Logistical help provided by the West to Ukraine is another significant component in addition to the vast amount of aid weapons.
The US Transportation Command has made a visual public that shows the precise quantity of weapons and equipment that has been sent to Ukraine. This White House image shows the availability of goods from January 11, 2022, to January 3, 2023.
The most obvious aspect is the enormous amount of aid that requires the US to convey via ships and rail systems.

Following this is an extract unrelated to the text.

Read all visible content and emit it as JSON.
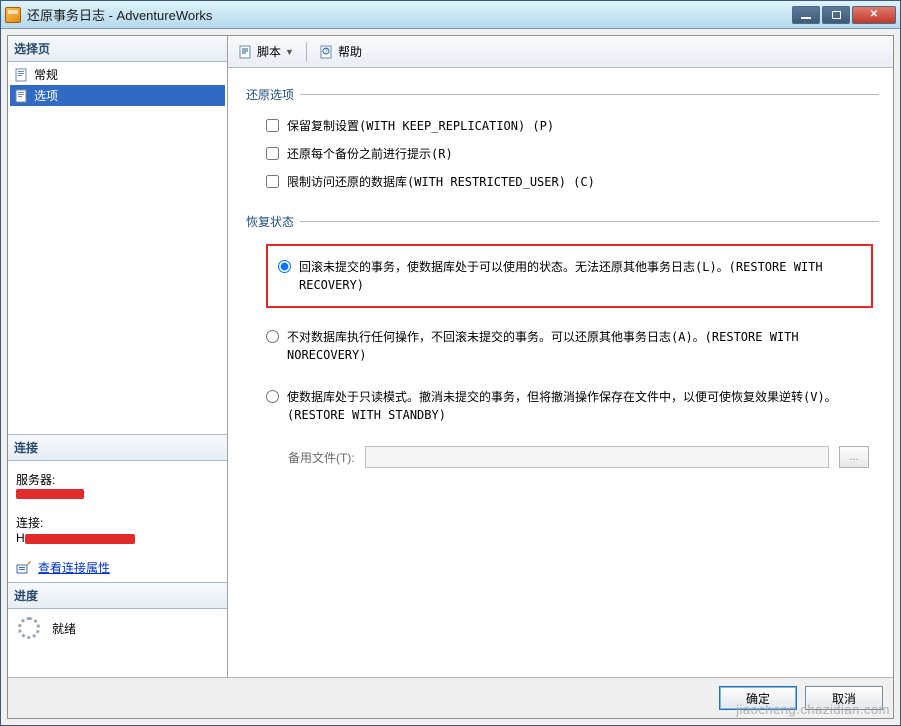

Additionally, this is how the US supplied Ukraine with more than 1 million 155mm artillery shells and other types of munitions.
These shipments pass through the Greek port of Alexandroupolis and the Romanian port of Constanta, where a recent discovery involved a convoy of US M1117 armoured vehicles bound for Ukraine.
The size of the “air bridge” between the United States and the Boryspil airport in Kyiv(before to the conflict) and the Rzeszów airport in Poland (following the conflict’s onset) is especially noteworthy. As a result, on average 3 aircraft transport supplies to and from these airports each day. Approximately 5,500 journeys each year involve the usage of trucks for “last mile transportation.” This illustrates how extensive the logistics network is.
The media typically concentrates solely on the quantity of heavy equipment given to the Ukrainian Armed Forces. However, it’s also crucial to have the specialised gear Ukraine requires for the initial phase of the deployment of the Self-Defense Forces.
More than 48,000 helmets, 70,000 bulletproof vests, more than 14,400 small guns, and 201.7 million rounds of ammunition are thought to have been given to Ukraine by the US. More than 1,400 air defence systems, including mobile launchers, advanced surface-to-air missile systems (NASAMS), and 2,086 surface-to-air missiles, are also included on the aid list.
However, the massive US logistics assistance operation has so far operated covertly behind the scenes, and for a variety of reasons, observers have not been able to determine the precise amount of these shipments. One of these is the International Donor Coordination Center (IDCC), which conceals every supply channel used by the Ukrainian army.
Of fact, the US Transportation Command does not report on all military aid sent to Ukraine; it simply reports on its own activities. Along with the US, several other Western nations are attempting to provide for all the demands of the Ukrainian armed forces.
For instance, Poland assisted in the logistical movement of M-55S tanks from Slovenia to Ukraine, while Britain actively moved cargo there and occasionally needed the assistance of New Zealand-based transport aircraft.
The Pentagon mostly used cargo planes to transfer aid to the Ukrainian government during the early phases of the military war in Ukraine. Weeks after hostilities started, Washington started sending weaponry to Ukraine via maritime channels. After that, as Washington started sending howitzers and other heavy weapons to Kyiv, the method of shipment by sea significantly increased.
Army Colonel Steven Putthoff, deputy commander of US Transportation Command, said, “When we started sending howitzers to Kiev, we realised they were going to need more ammo.” So, after careful planning, we began to export more goods to support Kyiv, occasionally accomplishing our objectives before the request.
Analysts point out that while ships can handle more weapons, aircraft can transport weapons from the US to Europe far more quickly. As Ukraine and its allies get ready for what is anticipated to be a confrontation, The Washington Post notes that the Pentagon’s change in weapon delivery heralds a new phase of the conflict. intense, and may persist for years or several months.
U.S. defence officials refused to provide specifics on the maritime lanes taken to transport weapons to Ukraine. According to officials, some of the weaponry augmented US stockpiles in Europe that had previously transferred weapons to Ukraine, while others were delivered directly from the US to the battlefield.
The US is Ukraine’s main source of armaments. Russia has given Ukraine millions of dollars in military and financial aid, as well as intelligence information, since it began its special military operation. The number of Stinger anti-aircraft missiles, Javelin anti-tank missiles, HIMARS missile launchers, M777 cannons, and unmanned combat aircraft that the US has sent to the Ukrainian military is in the thousands.
Russia has often expressed concern over the “pumping” of arms into Ukraine by the US and its allies, claiming that this only serves to prolong the crisis and raises the possibility of direct conflict between Moscow and NATO. Additionally, Russia declared that it will regard Western arms deliveries to Kyiv as acceptable targets of its attacks.